## Exercise directions
Entries must be copied exactly, with nothing left out.

------------------------------

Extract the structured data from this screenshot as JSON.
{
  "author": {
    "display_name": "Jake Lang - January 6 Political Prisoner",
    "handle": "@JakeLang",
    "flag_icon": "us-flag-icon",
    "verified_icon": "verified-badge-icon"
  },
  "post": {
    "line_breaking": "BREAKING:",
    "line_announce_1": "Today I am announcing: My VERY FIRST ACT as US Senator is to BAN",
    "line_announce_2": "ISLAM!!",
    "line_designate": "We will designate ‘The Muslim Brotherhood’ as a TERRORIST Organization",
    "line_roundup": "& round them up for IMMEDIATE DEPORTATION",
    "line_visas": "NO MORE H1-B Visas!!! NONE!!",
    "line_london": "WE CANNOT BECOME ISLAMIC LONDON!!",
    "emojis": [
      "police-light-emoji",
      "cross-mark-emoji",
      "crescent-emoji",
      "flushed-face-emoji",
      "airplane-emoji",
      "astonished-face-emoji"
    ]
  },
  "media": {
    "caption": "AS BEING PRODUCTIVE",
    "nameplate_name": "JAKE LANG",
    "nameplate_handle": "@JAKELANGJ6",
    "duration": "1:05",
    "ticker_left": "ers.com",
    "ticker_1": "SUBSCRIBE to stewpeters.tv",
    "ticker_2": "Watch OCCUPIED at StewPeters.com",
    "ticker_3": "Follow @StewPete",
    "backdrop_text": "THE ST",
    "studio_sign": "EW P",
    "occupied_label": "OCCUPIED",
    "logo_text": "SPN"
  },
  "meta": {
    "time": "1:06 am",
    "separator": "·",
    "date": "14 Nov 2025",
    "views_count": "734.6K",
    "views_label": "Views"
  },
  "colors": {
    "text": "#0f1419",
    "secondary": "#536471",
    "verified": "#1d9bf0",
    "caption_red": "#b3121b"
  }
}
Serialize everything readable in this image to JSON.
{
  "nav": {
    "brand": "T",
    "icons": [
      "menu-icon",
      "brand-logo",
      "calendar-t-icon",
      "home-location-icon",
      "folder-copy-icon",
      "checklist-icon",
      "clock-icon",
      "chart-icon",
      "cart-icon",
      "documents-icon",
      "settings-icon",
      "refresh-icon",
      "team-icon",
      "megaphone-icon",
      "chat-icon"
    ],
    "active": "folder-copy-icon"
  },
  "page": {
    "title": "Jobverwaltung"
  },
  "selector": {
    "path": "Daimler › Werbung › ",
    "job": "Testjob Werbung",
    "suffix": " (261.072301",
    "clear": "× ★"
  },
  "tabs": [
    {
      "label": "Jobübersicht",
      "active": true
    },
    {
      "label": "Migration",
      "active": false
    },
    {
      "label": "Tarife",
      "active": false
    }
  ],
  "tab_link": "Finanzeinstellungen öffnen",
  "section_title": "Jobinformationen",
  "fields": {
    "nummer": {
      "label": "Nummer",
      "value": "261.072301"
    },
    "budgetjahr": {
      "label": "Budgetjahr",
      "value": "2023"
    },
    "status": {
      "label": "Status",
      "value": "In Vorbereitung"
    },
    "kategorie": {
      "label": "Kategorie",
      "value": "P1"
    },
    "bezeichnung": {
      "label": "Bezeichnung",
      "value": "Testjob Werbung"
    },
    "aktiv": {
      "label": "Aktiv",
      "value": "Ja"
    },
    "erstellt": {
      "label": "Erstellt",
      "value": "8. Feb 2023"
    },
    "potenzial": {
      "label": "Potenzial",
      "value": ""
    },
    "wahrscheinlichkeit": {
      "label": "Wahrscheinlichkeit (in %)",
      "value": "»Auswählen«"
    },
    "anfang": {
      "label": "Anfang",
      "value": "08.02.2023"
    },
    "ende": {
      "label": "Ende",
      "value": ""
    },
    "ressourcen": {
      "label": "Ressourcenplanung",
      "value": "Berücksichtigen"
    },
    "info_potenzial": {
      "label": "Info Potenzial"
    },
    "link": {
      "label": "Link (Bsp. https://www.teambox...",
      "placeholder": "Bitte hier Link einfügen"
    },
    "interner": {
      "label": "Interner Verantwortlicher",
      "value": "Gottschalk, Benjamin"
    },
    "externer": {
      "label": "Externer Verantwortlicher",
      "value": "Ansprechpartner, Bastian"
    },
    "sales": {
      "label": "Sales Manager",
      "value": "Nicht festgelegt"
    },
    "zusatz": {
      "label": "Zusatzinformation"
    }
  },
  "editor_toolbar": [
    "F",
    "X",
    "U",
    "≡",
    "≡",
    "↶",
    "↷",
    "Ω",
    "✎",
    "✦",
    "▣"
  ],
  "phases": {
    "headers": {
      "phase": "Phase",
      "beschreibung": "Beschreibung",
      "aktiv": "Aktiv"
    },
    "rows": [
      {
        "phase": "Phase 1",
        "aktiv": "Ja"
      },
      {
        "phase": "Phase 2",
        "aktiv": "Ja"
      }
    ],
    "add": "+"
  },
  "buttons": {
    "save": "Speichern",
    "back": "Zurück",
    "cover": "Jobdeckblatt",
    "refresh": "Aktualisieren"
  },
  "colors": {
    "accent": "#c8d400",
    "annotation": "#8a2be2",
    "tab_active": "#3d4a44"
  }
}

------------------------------

## Answer box
Extract the structured data from this screenshot as JSON.
{
  "author": {
    "display_name": "Jake Lang - January 6 Political Prisoner",
    "handle": "@JakeLang",
    "flag_icon": "us-flag-icon",
    "verified_icon": "verified-badge-icon"
  },
  "post": {
    "line_breaking": "BREAKING:",
    "line_announce_1": "Today I am announcing: My VERY FIRST ACT as US Senator is to BAN",
    "line_announce_2": "ISLAM!!",
    "line_designate": "We will designate ‘The Muslim Brotherhood’ as a TERRORIST Organization",
    "line_roundup": "& round them up for IMMEDIATE DEPORTATION",
    "line_visas": "NO MORE H1-B Visas!!! NONE!!",
    "line_london": "WE CANNOT BECOME ISLAMIC LONDON!!",
    "emojis": [
      "police-light-emoji",
      "cross-mark-emoji",
      "crescent-emoji",
      "flushed-face-emoji",
      "airplane-emoji",
      "astonished-face-emoji"
    ]
  },
  "media": {
    "caption": "AS BEING PRODUCTIVE",
    "nameplate_name": "JAKE LANG",
    "nameplate_handle": "@JAKELANGJ6",
    "duration": "1:05",
    "ticker_left": "ers.com",
    "ticker_1": "SUBSCRIBE to stewpeters.tv",
    "ticker_2": "Watch OCCUPIED at StewPeters.com",
    "ticker_3": "Follow @StewPete",
    "backdrop_text": "THE ST",
    "studio_sign": "EW P",
    "occupied_label": "OCCUPIED",
    "logo_text": "SPN"
  },
  "meta": {
    "time": "1:06 am",
    "separator": "·",
    "date": "14 Nov 2025",
    "views_count": "734.6K",
    "views_label": "Views"
  },
  "colors": {
    "text": "#0f1419",
    "secondary": "#536471",
    "verified": "#1d9bf0",
    "caption_red": "#b3121b"
  }
}
Serialize everything readable in this image to JSON.
{
  "nav": {
    "brand": "T",
    "icons": [
      "menu-icon",
      "brand-logo",
      "calendar-t-icon",
      "home-location-icon",
      "folder-copy-icon",
      "checklist-icon",
      "clock-icon",
      "chart-icon",
      "cart-icon",
      "documents-icon",
      "settings-icon",
      "refresh-icon",
      "team-icon",
      "megaphone-icon",
      "chat-icon"
    ],
    "active": "folder-copy-icon"
  },
  "page": {
    "title": "Jobverwaltung"
  },
  "selector": {
    "path": "Daimler › Werbung › ",
    "job": "Testjob Werbung",
    "suffix": " (261.072301",
    "clear": "× ★"
  },
  "tabs": [
    {
      "label": "Jobübersicht",
      "active": true
    },
    {
      "label": "Migration",
      "active": false
    },
    {
      "label": "Tarife",
      "active": false
    }
  ],
  "tab_link": "Finanzeinstellungen öffnen",
  "section_title": "Jobinformationen",
  "fields": {
    "nummer": {
      "label": "Nummer",
      "value": "261.072301"
    },
    "budgetjahr": {
      "label": "Budgetjahr",
      "value": "2023"
    },
    "status": {
      "label": "Status",
      "value": "In Vorbereitung"
    },
    "kategorie": {
      "label": "Kategorie",
      "value": "P1"
    },
    "bezeichnung": {
      "label": "Bezeichnung",
      "value": "Testjob Werbung"
    },
    "aktiv": {
      "label": "Aktiv",
      "value": "Ja"
    },
    "erstellt": {
      "label": "Erstellt",
      "value": "8. Feb 2023"
    },
    "potenzial": {
      "label": "Potenzial",
      "value": ""
    },
    "wahrscheinlichkeit": {
      "label": "Wahrscheinlichkeit (in %)",
      "value": "»Auswählen«"
    },
    "anfang": {
      "label": "Anfang",
      "value": "08.02.2023"
    },
    "ende": {
      "label": "Ende",
      "value": ""
    },
    "ressourcen": {
      "label": "Ressourcenplanung",
      "value": "Berücksichtigen"
    },
    "info_potenzial": {
      "label": "Info Potenzial"
    },
    "link": {
      "label": "Link (Bsp. https://www.teambox...",
      "placeholder": "Bitte hier Link einfügen"
    },
    "interner": {
      "label": "Interner Verantwortlicher",
      "value": "Gottschalk, Benjamin"
    },
    "externer": {
      "label": "Externer Verantwortlicher",
      "value": "Ansprechpartner, Bastian"
    },
    "sales": {
      "label": "Sales Manager",
      "value": "Nicht festgelegt"
    },
    "zusatz": {
      "label": "Zusatzinformation"
    }
  },
  "editor_toolbar": [
    "F",
    "X",
    "U",
    "≡",
    "≡",
    "↶",
    "↷",
    "Ω",
    "✎",
    "✦",
    "▣"
  ],
  "phases": {
    "headers": {
      "phase": "Phase",
      "beschreibung": "Beschreibung",
      "aktiv": "Aktiv"
    },
    "rows": [
      {
        "phase": "Phase 1",
        "aktiv": "Ja"
      },
      {
        "phase": "Phase 2",
        "aktiv": "Ja"
      }
    ],
    "add": "+"
  },
  "buttons": {
    "save": "Speichern",
    "back": "Zurück",
    "cover": "Jobdeckblatt",
    "refresh": "Aktualisieren"
  },
  "colors": {
    "accent": "#c8d400",
    "annotation": "#8a2be2",
    "tab_active": "#3d4a44"
  }
}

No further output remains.